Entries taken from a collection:
---+---
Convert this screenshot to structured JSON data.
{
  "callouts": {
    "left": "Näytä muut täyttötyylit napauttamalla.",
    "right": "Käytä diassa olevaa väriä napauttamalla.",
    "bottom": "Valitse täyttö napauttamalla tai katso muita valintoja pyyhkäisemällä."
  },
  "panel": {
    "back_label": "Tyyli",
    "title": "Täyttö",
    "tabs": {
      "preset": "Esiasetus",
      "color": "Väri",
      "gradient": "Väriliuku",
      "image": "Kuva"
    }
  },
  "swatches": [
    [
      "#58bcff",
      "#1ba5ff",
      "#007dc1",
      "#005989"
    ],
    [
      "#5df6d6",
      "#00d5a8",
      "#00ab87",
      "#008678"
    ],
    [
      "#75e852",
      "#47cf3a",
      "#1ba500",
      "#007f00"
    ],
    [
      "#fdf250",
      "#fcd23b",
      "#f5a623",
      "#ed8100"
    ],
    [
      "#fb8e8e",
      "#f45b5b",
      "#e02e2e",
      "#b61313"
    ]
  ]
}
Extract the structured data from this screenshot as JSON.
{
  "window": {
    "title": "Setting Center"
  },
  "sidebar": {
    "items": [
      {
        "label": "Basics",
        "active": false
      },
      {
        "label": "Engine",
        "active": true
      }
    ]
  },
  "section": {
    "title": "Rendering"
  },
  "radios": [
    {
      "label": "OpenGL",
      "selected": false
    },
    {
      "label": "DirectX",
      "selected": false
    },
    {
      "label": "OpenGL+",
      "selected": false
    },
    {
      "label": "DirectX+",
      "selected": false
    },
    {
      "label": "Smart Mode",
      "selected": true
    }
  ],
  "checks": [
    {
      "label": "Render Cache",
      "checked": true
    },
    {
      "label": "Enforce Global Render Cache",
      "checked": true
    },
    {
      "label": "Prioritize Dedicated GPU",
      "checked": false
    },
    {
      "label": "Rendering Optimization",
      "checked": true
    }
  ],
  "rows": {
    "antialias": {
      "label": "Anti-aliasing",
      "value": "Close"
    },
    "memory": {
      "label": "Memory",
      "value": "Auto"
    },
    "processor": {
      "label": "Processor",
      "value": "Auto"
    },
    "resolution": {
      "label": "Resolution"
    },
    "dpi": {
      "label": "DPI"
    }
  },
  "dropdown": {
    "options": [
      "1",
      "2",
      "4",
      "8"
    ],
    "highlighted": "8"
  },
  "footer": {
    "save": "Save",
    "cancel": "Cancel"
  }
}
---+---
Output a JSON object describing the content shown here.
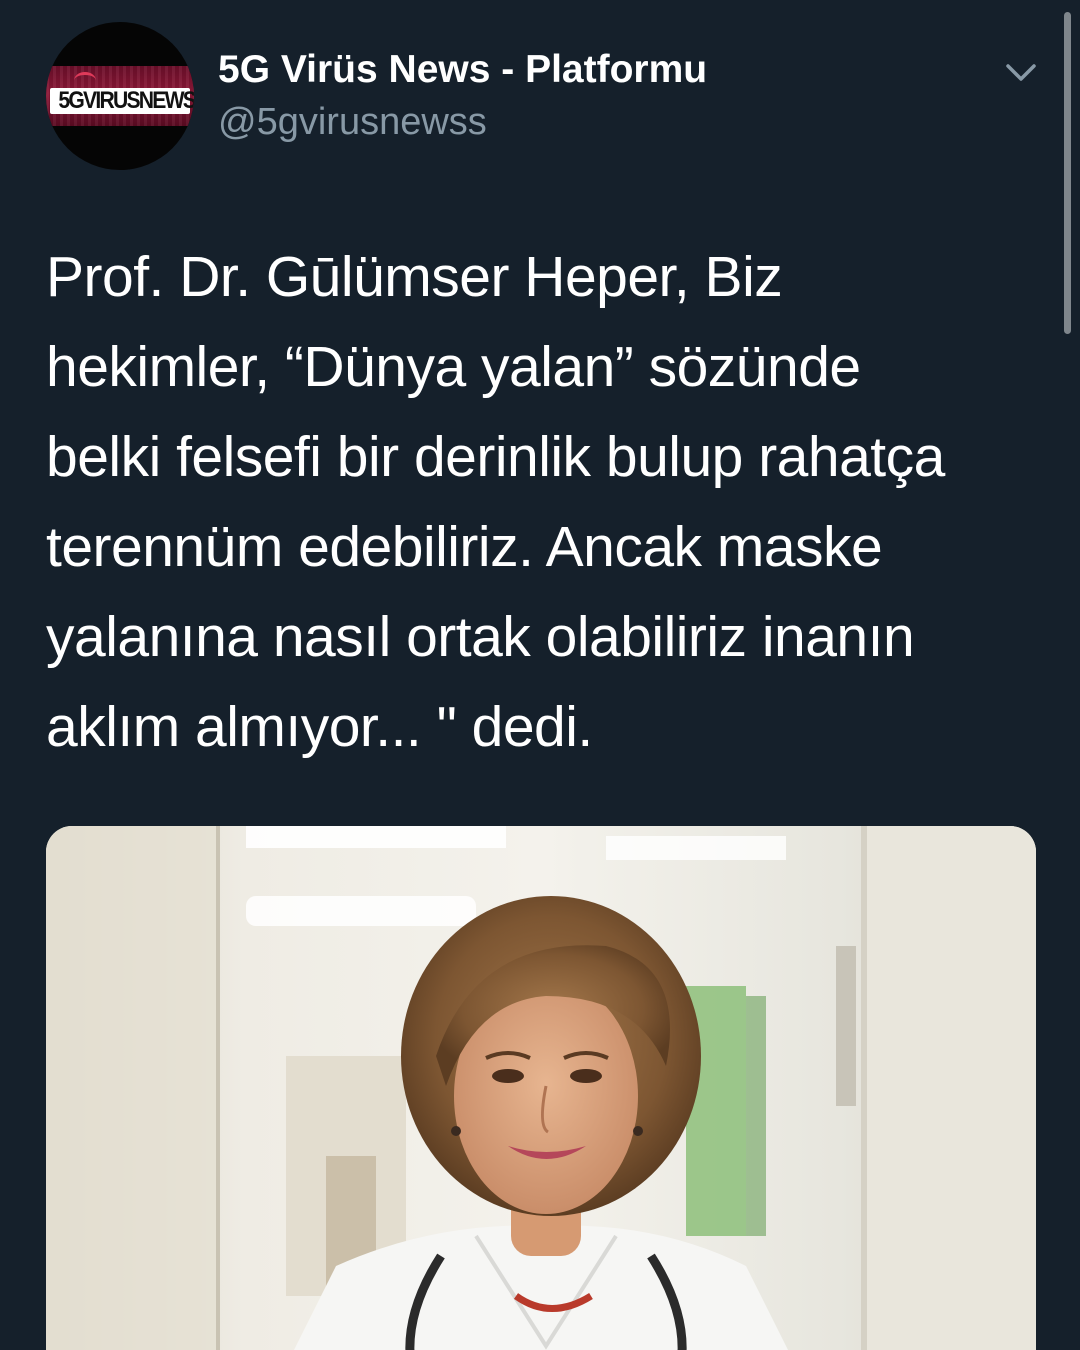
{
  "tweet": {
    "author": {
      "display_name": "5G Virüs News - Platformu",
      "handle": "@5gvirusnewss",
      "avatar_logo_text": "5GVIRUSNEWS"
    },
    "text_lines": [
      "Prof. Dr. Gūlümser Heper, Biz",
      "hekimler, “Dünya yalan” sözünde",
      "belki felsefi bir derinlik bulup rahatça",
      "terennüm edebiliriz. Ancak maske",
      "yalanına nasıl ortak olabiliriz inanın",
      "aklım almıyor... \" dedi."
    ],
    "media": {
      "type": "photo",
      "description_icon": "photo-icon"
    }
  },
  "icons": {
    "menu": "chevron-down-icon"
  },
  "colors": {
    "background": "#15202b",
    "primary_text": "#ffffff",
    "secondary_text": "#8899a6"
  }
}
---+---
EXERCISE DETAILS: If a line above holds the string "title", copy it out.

ANSWER SPACE:
    "title": "Täyttö",
    "title": "Setting Center"
    "title": "Rendering"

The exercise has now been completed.